Team Access to Microfluidics has been spending some time in the natural world getting to know the awesome power of microfluidics — the unique qualities that fluids take on when they go through super tiny channels. Now they want to bring this knowledge and experience to students through a kit that makes it easy and affordable to teach and understand these qualities.
Read on to find out why this team from George Fox University is so inspired by this area of science, who they turn to for motivation, and how a leaf's skeleton is involved in the invention.
1. What is your invention?
Our invention is a kit that teaches students the unique qualities of fluids when they go through channels 1mm or less in diameter. These unique qualities are what allows the natural world to function as it does such as water flowing 100ft in a tree or our lungs capable of taking a breath.
2. Where did you get the inspiration for your invention idea?
Our inspiration came from our academic advisor at George Fox who encouraged to delve into the world of microfluidics.
3. As you prepare to pitch your invention to judges, what are you most excited about sharing?
We are the most excited to share the importance of this science to the judges in order to share our passion with students in the future. We have only scratched the surface of what is possible when working at such a small scale and are hoping to encourage the growth of this science by starting the learning process at a young age.
4. Who are your invention heroes?
Some people we looked to was Dr. Moses Noh at Drexel University who helped give us insight into the importance of Microfludics. As well as a team at MIT who first came up with the idea of using Legos to create Microfludic channels and inspired us to look into different ways to create channels.
5. Tell us about your team. How did you connect with one another and how do you work together?

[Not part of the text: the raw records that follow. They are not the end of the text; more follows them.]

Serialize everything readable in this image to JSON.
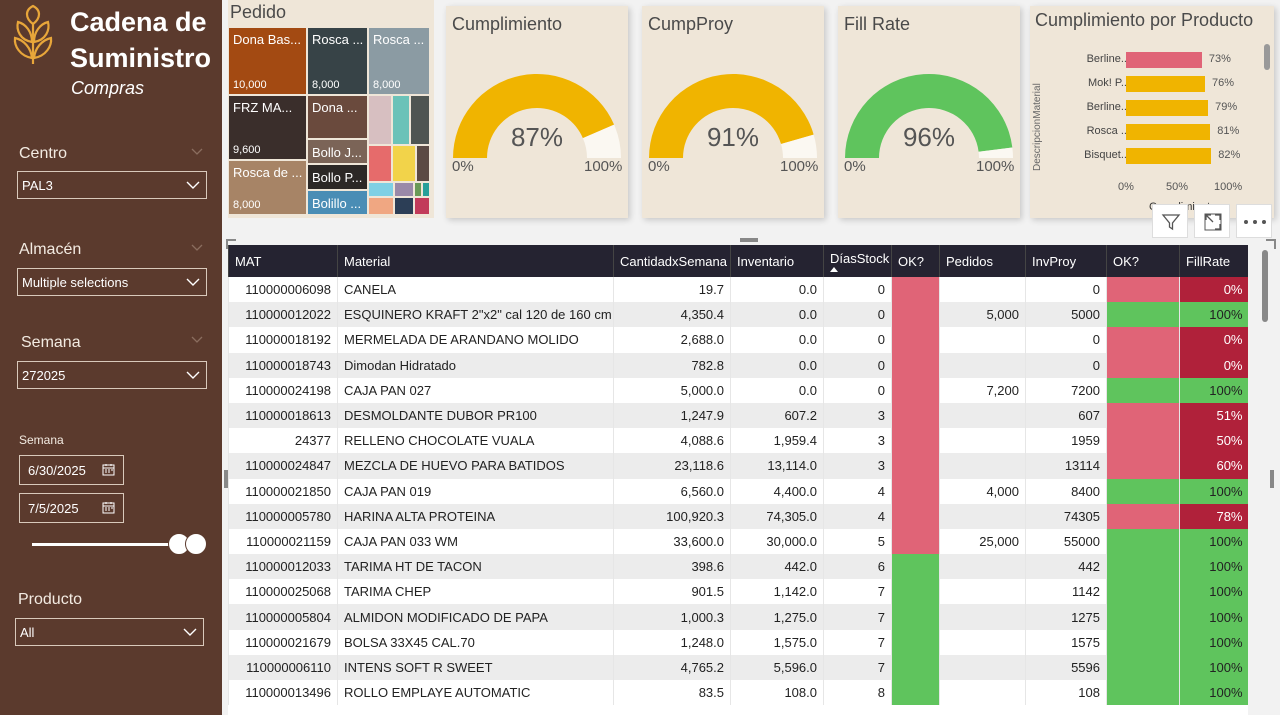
{
  "sidebar": {
    "title_line1": "Cadena de",
    "title_line2": "Suministro",
    "subtitle": "Compras",
    "centro_label": "Centro",
    "centro_value": "PAL3",
    "almacen_label": "Almacén",
    "almacen_value": "Multiple selections",
    "semana_label": "Semana",
    "semana_value": "272025",
    "semana_range_label": "Semana",
    "date_start": "6/30/2025",
    "date_end": "7/5/2025",
    "producto_label": "Producto",
    "producto_value": "All"
  },
  "treemap": {
    "title": "Pedido",
    "tiles": [
      {
        "label": "Dona Bas...",
        "value": "10,000",
        "color": "#a34a12"
      },
      {
        "label": "Rosca ...",
        "value": "8,000",
        "color": "#374347"
      },
      {
        "label": "Rosca ...",
        "value": "8,000",
        "color": "#8b9ba3"
      },
      {
        "label": "FRZ MA...",
        "value": "9,600",
        "color": "#3a2e2b"
      },
      {
        "label": "Dona ...",
        "value": "",
        "color": "#6a4a3d"
      },
      {
        "label": "Rosca de ...",
        "value": "8,000",
        "color": "#a78466"
      },
      {
        "label": "Bollo J...",
        "value": "",
        "color": "#7b6457"
      },
      {
        "label": "Bollo P...",
        "value": "",
        "color": "#2c2826"
      },
      {
        "label": "Bolillo ...",
        "value": "",
        "color": "#4a8db5"
      }
    ]
  },
  "gauges": [
    {
      "title": "Cumplimiento",
      "value": "87%",
      "fraction": 0.87,
      "min": "0%",
      "max": "100%",
      "color": "#f0b400"
    },
    {
      "title": "CumpProy",
      "value": "91%",
      "fraction": 0.91,
      "min": "0%",
      "max": "100%",
      "color": "#f0b400"
    },
    {
      "title": "Fill Rate",
      "value": "96%",
      "fraction": 0.96,
      "min": "0%",
      "max": "100%",
      "color": "#5fc45d"
    }
  ],
  "product_chart": {
    "title": "Cumplimiento por Producto",
    "ylabel": "DescripcionMaterial",
    "xlabel": "Cumplimiento",
    "ticks": [
      "0%",
      "50%",
      "100%"
    ],
    "bars": [
      {
        "label": "Berline...",
        "value": 0.73,
        "text": "73%",
        "color": "#e06477"
      },
      {
        "label": "Mok! P...",
        "value": 0.76,
        "text": "76%",
        "color": "#f0b400"
      },
      {
        "label": "Berline...",
        "value": 0.79,
        "text": "79%",
        "color": "#f0b400"
      },
      {
        "label": "Rosca ...",
        "value": 0.81,
        "text": "81%",
        "color": "#f0b400"
      },
      {
        "label": "Bisquet...",
        "value": 0.82,
        "text": "82%",
        "color": "#f0b400"
      }
    ]
  },
  "table": {
    "headers": [
      "MAT",
      "Material",
      "CantidadxSemana",
      "Inventario",
      "DíasStock",
      "OK?",
      "Pedidos",
      "InvProy",
      "OK?",
      "FillRate"
    ],
    "rows": [
      {
        "mat": "110000006098",
        "material": "CANELA",
        "cant": "19.7",
        "inv": "0.0",
        "dias": "0",
        "ok1": "red",
        "pedidos": "",
        "invproy": "0",
        "ok2": "red",
        "fill": "0%",
        "fillc": "red"
      },
      {
        "mat": "110000012022",
        "material": "ESQUINERO KRAFT 2\"x2\" cal 120 de 160 cm",
        "cant": "4,350.4",
        "inv": "0.0",
        "dias": "0",
        "ok1": "red",
        "pedidos": "5,000",
        "invproy": "5000",
        "ok2": "green",
        "fill": "100%",
        "fillc": "green"
      },
      {
        "mat": "110000018192",
        "material": "MERMELADA DE ARANDANO MOLIDO",
        "cant": "2,688.0",
        "inv": "0.0",
        "dias": "0",
        "ok1": "red",
        "pedidos": "",
        "invproy": "0",
        "ok2": "red",
        "fill": "0%",
        "fillc": "red"
      },
      {
        "mat": "110000018743",
        "material": "Dimodan Hidratado",
        "cant": "782.8",
        "inv": "0.0",
        "dias": "0",
        "ok1": "red",
        "pedidos": "",
        "invproy": "0",
        "ok2": "red",
        "fill": "0%",
        "fillc": "red"
      },
      {
        "mat": "110000024198",
        "material": "CAJA PAN 027",
        "cant": "5,000.0",
        "inv": "0.0",
        "dias": "0",
        "ok1": "red",
        "pedidos": "7,200",
        "invproy": "7200",
        "ok2": "green",
        "fill": "100%",
        "fillc": "green"
      },
      {
        "mat": "110000018613",
        "material": "DESMOLDANTE DUBOR PR100",
        "cant": "1,247.9",
        "inv": "607.2",
        "dias": "3",
        "ok1": "red",
        "pedidos": "",
        "invproy": "607",
        "ok2": "red",
        "fill": "51%",
        "fillc": "red"
      },
      {
        "mat": "24377",
        "material": "RELLENO CHOCOLATE VUALA",
        "cant": "4,088.6",
        "inv": "1,959.4",
        "dias": "3",
        "ok1": "red",
        "pedidos": "",
        "invproy": "1959",
        "ok2": "red",
        "fill": "50%",
        "fillc": "red"
      },
      {
        "mat": "110000024847",
        "material": "MEZCLA DE HUEVO PARA BATIDOS",
        "cant": "23,118.6",
        "inv": "13,114.0",
        "dias": "3",
        "ok1": "red",
        "pedidos": "",
        "invproy": "13114",
        "ok2": "red",
        "fill": "60%",
        "fillc": "red"
      },
      {
        "mat": "110000021850",
        "material": "CAJA PAN 019",
        "cant": "6,560.0",
        "inv": "4,400.0",
        "dias": "4",
        "ok1": "red",
        "pedidos": "4,000",
        "invproy": "8400",
        "ok2": "green",
        "fill": "100%",
        "fillc": "green"
      },
      {
        "mat": "110000005780",
        "material": "HARINA ALTA PROTEINA",
        "cant": "100,920.3",
        "inv": "74,305.0",
        "dias": "4",
        "ok1": "red",
        "pedidos": "",
        "invproy": "74305",
        "ok2": "red",
        "fill": "78%",
        "fillc": "red"
      },
      {
        "mat": "110000021159",
        "material": "CAJA PAN 033 WM",
        "cant": "33,600.0",
        "inv": "30,000.0",
        "dias": "5",
        "ok1": "red",
        "pedidos": "25,000",
        "invproy": "55000",
        "ok2": "green",
        "fill": "100%",
        "fillc": "green"
      },
      {
        "mat": "110000012033",
        "material": "TARIMA HT DE TACON",
        "cant": "398.6",
        "inv": "442.0",
        "dias": "6",
        "ok1": "green",
        "pedidos": "",
        "invproy": "442",
        "ok2": "green",
        "fill": "100%",
        "fillc": "green"
      },
      {
        "mat": "110000025068",
        "material": "TARIMA CHEP",
        "cant": "901.5",
        "inv": "1,142.0",
        "dias": "7",
        "ok1": "green",
        "pedidos": "",
        "invproy": "1142",
        "ok2": "green",
        "fill": "100%",
        "fillc": "green"
      },
      {
        "mat": "110000005804",
        "material": "ALMIDON MODIFICADO DE PAPA",
        "cant": "1,000.3",
        "inv": "1,275.0",
        "dias": "7",
        "ok1": "green",
        "pedidos": "",
        "invproy": "1275",
        "ok2": "green",
        "fill": "100%",
        "fillc": "green"
      },
      {
        "mat": "110000021679",
        "material": "BOLSA 33X45 CAL.70",
        "cant": "1,248.0",
        "inv": "1,575.0",
        "dias": "7",
        "ok1": "green",
        "pedidos": "",
        "invproy": "1575",
        "ok2": "green",
        "fill": "100%",
        "fillc": "green"
      },
      {
        "mat": "110000006110",
        "material": "INTENS SOFT R SWEET",
        "cant": "4,765.2",
        "inv": "5,596.0",
        "dias": "7",
        "ok1": "green",
        "pedidos": "",
        "invproy": "5596",
        "ok2": "green",
        "fill": "100%",
        "fillc": "green"
      },
      {
        "mat": "110000013496",
        "material": "ROLLO EMPLAYE AUTOMATIC",
        "cant": "83.5",
        "inv": "108.0",
        "dias": "8",
        "ok1": "green",
        "pedidos": "",
        "invproy": "108",
        "ok2": "green",
        "fill": "100%",
        "fillc": "green"
      }
    ]
  }
}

Our team came together through a program called Servant Engineering run by our school. We were assigned to work with Dr. Kang to come up with a project to help the community around us. Our team members are John Micah Vinkemulder, David Bacher, Brandon Ikehara, and Megan Dyer. John Micah's main focus was to develop and perfect a new way to create microfluidic channels within vinyl. David's focus was to use 3D printed designs to cast in PDMS to create microfluidic channels. Brandon's main focus was to create a magnification device. Megan's main focus was to use nature to recreate microfluidic channels by dissolving leaves down to the skeleton.
6. What is the most important thing you want the judges to understand about your invention — what will set you apart from the competition?
Our goal with this invention is to make an affordable way to teach a new form of science to students everywhere. With that in mind, we want to continue to explore ways of creating microfluidic devices in the least expensive and most efficient way possible. Our passion and goals are to make an impact in students' lives and make it possible to have good lab equipment no matter the school's budget.